AFL Looking Ahead For Bright '17 Future

Just about two months after the Arena Football League's Arena Bowl XXVIII came to a close, the league is already looking forward to what they believe is a bright future. The league has emerged from bankruptcy in 2010 and has been on a long road to recovery to have the same success it once had that made the NFL take an buy equity in the league in 1999(The owners ultimately voted it down, in case you were wondering). Commissioner Scott Butera has such high hopes for his league that he is preparing to borrow seven figures to invest in marketing and promotion of the AFL. "People who know the Arena Football League really enjoy it. We just need to get more. That is part of next years mission" Butera said. Cool, heroin addicts say the same thing about heroin, but I get where you are going with that, Mr. Butera.

The AFL has gotten some help from sponsors as well as wealthy individuals. Ted Leonsis, the owner of NBA's Washington Wizards and NHL's Washington Capitals, has made a significant investment in the league. The AFL have actually granted Leonsis a team based out of the DC area, and his Washington Valor will begin to play next season at the Verizon Center. The AFL have Geico and Uber on board as sponsors, and Butera has stated that several more are close to hopping onto the AFL bandwagon. 

A bright future may be in store for the Arena football league, but there is a dark past that the league has to deal with before they can move on to greener pastures. Former AFL commissioner Jerry Kurz and TV consultant Neal Pilson sued the league for nonpayment and alleged that the league is close to folding. Butera, of course, denied this. If you thought the "big four" (hockey, baseball, football, basketball) had a problem with its union, the AFL is on a whole nother level. The AFL players association have filed a complaint to the National Labor Relations Board 33 times since 2011. That's an average of once every two months. Butera himself does not seem like the greatest commissioner. He's preaching about how his league is going to expand, yet he spearheaded the shaving of underperforming clubs from the league, which only had eight at the beginning of the year. As nice as it may be to be able to just kill the Cleveland Browns, the Tennesee Titans, or a team like the Philadelphia 76ers, you can't just get rid of them. Yea they have been/are currently bad, but that's a part of the game. Your highs won't be your highs if you never felt your lows. While it may be best for business to shave off a bad franchise, once you get rid of one team, would you continue on with the next bad team? If you got rid of the 76ers, would you get rid of the Brooklyn Nets too since they had a bad season(although, would we really be missing much? There's like, four players on both teams that deserve to be on an NBA roster; Ben Simmons and the 76ers big men)? I believe that if Butera believes in the expansion of his league, he has to stick it out with some of the teams that are not doing so good; their time will come. The AFL collective-bargaining agreement has one season left on the table, and Butera is confident that a deal can be reached with both sides.

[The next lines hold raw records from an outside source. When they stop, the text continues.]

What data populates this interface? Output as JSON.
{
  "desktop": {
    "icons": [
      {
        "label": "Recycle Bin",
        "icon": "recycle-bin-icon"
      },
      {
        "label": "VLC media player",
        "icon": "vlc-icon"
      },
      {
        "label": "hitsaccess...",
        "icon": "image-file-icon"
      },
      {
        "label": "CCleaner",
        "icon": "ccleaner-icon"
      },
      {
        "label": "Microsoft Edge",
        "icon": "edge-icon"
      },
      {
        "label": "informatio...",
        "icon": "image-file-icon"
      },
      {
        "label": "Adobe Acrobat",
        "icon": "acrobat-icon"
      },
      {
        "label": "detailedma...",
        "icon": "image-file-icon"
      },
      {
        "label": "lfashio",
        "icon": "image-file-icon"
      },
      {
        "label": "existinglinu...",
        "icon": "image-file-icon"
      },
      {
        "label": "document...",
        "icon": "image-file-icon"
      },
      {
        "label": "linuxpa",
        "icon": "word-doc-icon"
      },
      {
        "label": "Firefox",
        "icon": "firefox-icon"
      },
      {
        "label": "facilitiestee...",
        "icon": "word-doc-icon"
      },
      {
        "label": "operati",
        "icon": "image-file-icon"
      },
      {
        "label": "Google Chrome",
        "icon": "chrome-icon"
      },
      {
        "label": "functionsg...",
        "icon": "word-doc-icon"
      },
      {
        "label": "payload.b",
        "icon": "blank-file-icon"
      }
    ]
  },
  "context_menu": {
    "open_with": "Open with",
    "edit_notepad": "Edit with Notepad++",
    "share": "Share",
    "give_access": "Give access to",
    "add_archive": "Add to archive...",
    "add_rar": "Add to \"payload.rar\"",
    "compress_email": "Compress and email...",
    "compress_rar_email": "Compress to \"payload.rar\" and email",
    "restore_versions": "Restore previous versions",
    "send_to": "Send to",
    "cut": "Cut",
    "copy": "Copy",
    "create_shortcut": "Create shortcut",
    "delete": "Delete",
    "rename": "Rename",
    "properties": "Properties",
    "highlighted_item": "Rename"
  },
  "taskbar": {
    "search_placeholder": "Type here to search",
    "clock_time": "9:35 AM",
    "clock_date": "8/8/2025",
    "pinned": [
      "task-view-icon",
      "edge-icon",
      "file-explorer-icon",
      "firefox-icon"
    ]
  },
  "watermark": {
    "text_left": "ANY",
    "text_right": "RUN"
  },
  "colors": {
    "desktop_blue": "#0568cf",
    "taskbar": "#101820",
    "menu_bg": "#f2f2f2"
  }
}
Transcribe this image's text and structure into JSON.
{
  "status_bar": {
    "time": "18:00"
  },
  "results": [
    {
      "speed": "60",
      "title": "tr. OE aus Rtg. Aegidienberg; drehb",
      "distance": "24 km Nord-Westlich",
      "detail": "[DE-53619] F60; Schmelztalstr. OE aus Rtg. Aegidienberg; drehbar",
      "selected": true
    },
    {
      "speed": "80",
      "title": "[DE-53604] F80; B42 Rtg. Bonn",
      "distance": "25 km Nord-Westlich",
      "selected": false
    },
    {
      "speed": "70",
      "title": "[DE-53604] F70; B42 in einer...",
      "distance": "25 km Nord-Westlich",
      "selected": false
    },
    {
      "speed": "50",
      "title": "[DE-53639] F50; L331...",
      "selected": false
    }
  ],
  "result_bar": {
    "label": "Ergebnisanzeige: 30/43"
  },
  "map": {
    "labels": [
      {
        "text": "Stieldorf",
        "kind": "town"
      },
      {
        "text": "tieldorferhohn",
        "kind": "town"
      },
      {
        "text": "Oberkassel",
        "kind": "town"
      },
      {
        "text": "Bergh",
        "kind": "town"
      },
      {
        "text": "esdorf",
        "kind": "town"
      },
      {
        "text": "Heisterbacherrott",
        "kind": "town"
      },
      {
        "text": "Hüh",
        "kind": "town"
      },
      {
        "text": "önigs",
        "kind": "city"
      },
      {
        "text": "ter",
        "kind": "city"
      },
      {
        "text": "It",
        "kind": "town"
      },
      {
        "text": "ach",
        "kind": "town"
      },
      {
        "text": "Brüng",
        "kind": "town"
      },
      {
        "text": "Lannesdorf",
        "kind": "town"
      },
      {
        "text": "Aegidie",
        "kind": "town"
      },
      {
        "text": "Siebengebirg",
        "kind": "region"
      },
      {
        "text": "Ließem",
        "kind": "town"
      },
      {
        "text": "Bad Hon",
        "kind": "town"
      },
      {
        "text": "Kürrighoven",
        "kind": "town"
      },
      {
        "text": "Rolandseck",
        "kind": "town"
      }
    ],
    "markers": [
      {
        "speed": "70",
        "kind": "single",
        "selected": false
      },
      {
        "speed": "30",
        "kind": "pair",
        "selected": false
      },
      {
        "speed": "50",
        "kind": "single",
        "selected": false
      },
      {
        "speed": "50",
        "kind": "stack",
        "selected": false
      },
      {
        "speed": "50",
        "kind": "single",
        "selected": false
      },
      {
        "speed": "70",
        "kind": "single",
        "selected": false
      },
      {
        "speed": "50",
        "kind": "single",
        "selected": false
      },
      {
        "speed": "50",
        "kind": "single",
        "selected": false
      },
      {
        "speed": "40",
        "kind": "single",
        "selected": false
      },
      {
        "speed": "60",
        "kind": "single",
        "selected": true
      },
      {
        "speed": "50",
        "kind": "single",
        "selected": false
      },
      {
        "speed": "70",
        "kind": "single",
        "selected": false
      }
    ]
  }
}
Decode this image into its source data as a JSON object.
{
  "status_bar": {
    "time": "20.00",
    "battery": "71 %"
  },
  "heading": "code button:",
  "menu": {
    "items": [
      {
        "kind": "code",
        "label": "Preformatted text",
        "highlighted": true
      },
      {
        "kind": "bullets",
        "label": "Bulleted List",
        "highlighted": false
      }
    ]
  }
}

Arenabowl XXVIII was televised on ESPN, who showed a lot of AFL games. ESPN televised 11 Arena Football League games, including three playoff games. CBS Sports Network showed 17 regular season games. Interestingly enough, the AFL does not receive a rights fee but oversees the production of the games in cooperation with the two networks. Most games air on a Saturday and Sunday night, which right off the bat is a battle that has already been lost. The AFL can make Wednesday Night Football become a thing (Yo, Mr. Butera, I'm a genius, hire me). If it got a primetime slot, people would definitely watch it because let's face it, what are you going to do on a Wednesday night? The regular season games on ESPN2 drew an audience of 164,000 viewers, and the games themselves had about 8,800 attendees. Butera said that both ratings and attendance was up by 10%.

I'm not sure if the whole AFL thing is going to work out, but it's definitely worth a try. The AFL can say that they are something that most sports can't; they're different (Have you seen the field goal posts??). I know people that already today think that all the major sports that are on TV are the most boring things to watch out there, so they'll go out of their way to watch something different. Sooner or later, I can see "Hey, the Browns and Niners are playing, do you wanna watch that or fuck around and watch this Arena Football game?" becoming a common question asked at a frat house. But for the AFL to succeed, I do believe that they need to fix whatever problems they had that resulted in so many complaints. If they can start with that, the future sure is bright for Arena Football